I have also been very fortunate that my very talented friend Paloma of the wonderful Photography By Paloma over at http://www.photographybypaloma.co.uk has captured some images of me feeding Seth and Chlo. These are some of my favourite shots which perfectly sum up the closeness that I have felt with my babies while feeding them. The one of myself and Chlo also illustrates just how comfortable I became with feeding my babies in public. Long gone were the days when I would only feed Max underneath a scarf in a dark corner. What could be more natural than sitting in a field of lavender surrounded by the buzz of honey bees as I gave my daughter a quick drink.
I also decided that I wanted to commission some jewellery using my breastmilk. When I first heard about this type of jewellery a few years ago, I thought it was definitely a bit too ‘new age’ for me but over time, I’ve started to realise that I am probably a full on wannabe ‘hippie’ at heart anyway. I love the idea a lasting keepsake that will remind me of the beautiful journey that myself, my babies and my boobs have been on. There are many jewellery makers in this area who work with precious inclusions and I did plenty of research before beginning. I finally settled on www.milkdiamond.co.uk who I initially contacted through Facebook. I sent some milk and within a few months I had a lovely ring and necklace to treasure. Hubby is a little creeped out by them – and I have no doubt in my mind that they will be marmite to the rest of the world – but I adore them and am so glad that I had them made.
And so, just like that, it has come to an end. And now I have my 3 month wait for more MRIs to confirm I am cancer free which will then allow myself and my team at Guys Hospital to pencil in the date for my surgery. With dates being pencilled in to calendars, and increased discussions about surgical options being shared with my loved ones, it is becoming so real. And now I have finished breastfeeding, there really is nothing to delay it any further.

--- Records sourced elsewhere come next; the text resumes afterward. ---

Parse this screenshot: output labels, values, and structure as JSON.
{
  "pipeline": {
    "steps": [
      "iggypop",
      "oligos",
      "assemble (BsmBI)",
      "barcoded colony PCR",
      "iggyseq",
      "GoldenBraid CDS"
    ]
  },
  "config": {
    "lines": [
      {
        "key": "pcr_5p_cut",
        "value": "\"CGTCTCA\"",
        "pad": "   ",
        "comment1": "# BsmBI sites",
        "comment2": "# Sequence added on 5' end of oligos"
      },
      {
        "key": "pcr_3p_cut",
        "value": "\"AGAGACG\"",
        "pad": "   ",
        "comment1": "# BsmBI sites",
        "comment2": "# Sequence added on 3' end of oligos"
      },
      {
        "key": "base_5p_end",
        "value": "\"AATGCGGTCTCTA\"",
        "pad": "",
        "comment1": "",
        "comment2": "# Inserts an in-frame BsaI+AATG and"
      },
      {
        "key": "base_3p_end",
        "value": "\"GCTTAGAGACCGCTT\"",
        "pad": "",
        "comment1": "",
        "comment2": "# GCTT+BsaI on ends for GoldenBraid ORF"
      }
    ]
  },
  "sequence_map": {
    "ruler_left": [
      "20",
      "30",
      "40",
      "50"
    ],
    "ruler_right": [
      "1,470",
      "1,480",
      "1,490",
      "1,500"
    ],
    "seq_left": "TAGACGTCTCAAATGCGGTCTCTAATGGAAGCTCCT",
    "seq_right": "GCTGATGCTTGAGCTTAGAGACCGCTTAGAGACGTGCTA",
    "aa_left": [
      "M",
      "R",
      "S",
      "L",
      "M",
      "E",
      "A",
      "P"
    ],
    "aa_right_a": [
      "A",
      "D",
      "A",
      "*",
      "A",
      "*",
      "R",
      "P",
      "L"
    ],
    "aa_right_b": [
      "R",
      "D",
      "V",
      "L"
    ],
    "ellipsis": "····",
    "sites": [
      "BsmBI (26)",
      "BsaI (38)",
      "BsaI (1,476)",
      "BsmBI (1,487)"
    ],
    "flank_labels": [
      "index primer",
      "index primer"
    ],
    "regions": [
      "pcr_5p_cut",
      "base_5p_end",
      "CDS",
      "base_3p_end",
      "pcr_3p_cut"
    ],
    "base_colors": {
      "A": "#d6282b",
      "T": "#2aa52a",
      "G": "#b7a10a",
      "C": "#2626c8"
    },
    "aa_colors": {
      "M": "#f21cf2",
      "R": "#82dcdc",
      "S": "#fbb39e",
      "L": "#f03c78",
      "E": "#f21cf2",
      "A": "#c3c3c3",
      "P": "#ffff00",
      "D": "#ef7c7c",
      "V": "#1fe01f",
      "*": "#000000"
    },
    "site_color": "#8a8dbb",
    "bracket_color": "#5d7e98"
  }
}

And while my nerves are starting to fray a little and my old anxieties are starting to creep in again, I have these three little anchors to remind me that what I am doing is SO necessary. The bond I have with them is everything and I am thankful every single day that they are mine and I am theirs. Whatever the rest of the year throws at me, I know that nothing can change that.
This year, rather than ‘resolutions’, I’ve set myself goals. Things I would like to achieve. Whilst I think I may have enough on my plate this year, I would certainly like to explore the possibility of beginning training to become a peer support for breastfeeding mums. There’s no getting away from the potential wonders of feeding your baby yourself. This was shared on Facebook recently and I love it!
By no means do I consider myself an expert, but I do have golden boobies after all which I might just be able to turn into golden support and advice. Breastfeeding is as hard as it is magical. It is empowering as well as constraining. The easist and hardest thing you’ll ever do. If you are on or about to begin your breastfeeding journey, I salute you! And I’m also terribly jealous – what I wouldn’t do to be embarking on it again myself.